The gerenuk is known for its ability to easily adapt to arid conditions. With its long neck and legs, it is able to stand over 6 ft, 7 in (2 m) high which enables it to feed on leaves, shoots, fruits and flowers which are normally out of reach for most animals. Gerenuks rarely even drink water because they tend to depend on evergreen shrubs, bushes and trees during the 8-month dry season.
Gerenuks are definitely diurnal animals and may also be considered nocturnal. The odd thing is that the Gerenuk's timing varies from day to day so as a result there are not any known peak feeding times, etc. However, it has been reported that females spend 51 to 68% and males spend 32 to 64% of the day feeding.
Most gerenuks seem to be territorial, sedentary or semisocial. On average 3.2 animals herd together in Tsave NP and slightly more in drier regions. On average, 42% of all males and females seen are single.
Males generally stay with their mother for 1 to 1.5 years, at which point they split off and join small bachelor herds. These herds can frequently be seen accompanying adult females. Home territories can range from 346 to 840 acres (140-340 ha). An average range is 519 acres (210 ha) and is typically isolated from other ranges.

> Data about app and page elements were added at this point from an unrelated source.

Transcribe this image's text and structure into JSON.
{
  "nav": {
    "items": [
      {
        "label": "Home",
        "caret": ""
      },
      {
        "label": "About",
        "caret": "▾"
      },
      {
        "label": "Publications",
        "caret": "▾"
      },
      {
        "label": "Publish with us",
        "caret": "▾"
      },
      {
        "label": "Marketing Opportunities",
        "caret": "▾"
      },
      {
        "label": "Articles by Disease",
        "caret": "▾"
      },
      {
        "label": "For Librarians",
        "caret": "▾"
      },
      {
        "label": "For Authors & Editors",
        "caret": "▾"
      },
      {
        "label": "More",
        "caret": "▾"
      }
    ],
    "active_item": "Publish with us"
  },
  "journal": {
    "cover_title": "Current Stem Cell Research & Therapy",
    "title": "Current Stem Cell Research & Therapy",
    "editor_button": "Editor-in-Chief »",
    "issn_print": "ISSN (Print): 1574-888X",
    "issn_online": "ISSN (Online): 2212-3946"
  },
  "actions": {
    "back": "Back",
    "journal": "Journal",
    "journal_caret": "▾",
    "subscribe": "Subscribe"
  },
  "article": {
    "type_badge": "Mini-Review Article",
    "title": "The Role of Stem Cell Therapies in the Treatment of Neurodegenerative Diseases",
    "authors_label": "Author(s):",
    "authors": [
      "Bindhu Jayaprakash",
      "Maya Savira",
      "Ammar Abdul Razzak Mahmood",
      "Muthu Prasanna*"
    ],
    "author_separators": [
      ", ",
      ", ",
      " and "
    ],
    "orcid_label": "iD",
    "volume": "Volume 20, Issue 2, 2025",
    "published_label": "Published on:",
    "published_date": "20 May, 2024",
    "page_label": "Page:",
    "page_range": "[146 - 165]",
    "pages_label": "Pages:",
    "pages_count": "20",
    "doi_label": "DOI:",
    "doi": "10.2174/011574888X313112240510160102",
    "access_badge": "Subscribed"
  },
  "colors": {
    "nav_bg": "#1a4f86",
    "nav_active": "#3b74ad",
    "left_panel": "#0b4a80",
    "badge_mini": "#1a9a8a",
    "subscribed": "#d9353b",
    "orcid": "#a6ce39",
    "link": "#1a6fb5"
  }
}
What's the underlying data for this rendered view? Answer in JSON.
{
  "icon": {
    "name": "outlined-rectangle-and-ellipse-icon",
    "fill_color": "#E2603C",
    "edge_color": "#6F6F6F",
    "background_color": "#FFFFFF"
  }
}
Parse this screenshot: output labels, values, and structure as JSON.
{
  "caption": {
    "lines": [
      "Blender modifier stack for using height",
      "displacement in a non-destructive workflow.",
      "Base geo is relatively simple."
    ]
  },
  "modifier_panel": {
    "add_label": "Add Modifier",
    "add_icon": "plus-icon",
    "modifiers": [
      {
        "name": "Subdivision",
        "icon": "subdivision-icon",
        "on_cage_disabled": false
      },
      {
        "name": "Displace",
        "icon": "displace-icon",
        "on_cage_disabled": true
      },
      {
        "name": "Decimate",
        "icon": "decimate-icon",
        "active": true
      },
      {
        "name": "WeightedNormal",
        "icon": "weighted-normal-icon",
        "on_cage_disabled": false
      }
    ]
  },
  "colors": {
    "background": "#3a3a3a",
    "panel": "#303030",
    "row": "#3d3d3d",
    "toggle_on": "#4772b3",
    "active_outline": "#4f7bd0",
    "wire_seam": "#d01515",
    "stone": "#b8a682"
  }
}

The gestation period for gerenuks is 6.5 to 7 months. Females generally conceive every 8 to 9 months starting at around 11 months of age. Males are usually fertile by that age, but do not typically become dependent until they are 3.5 years old.
Wild dog, cheetah, leopard, lion, and jackal.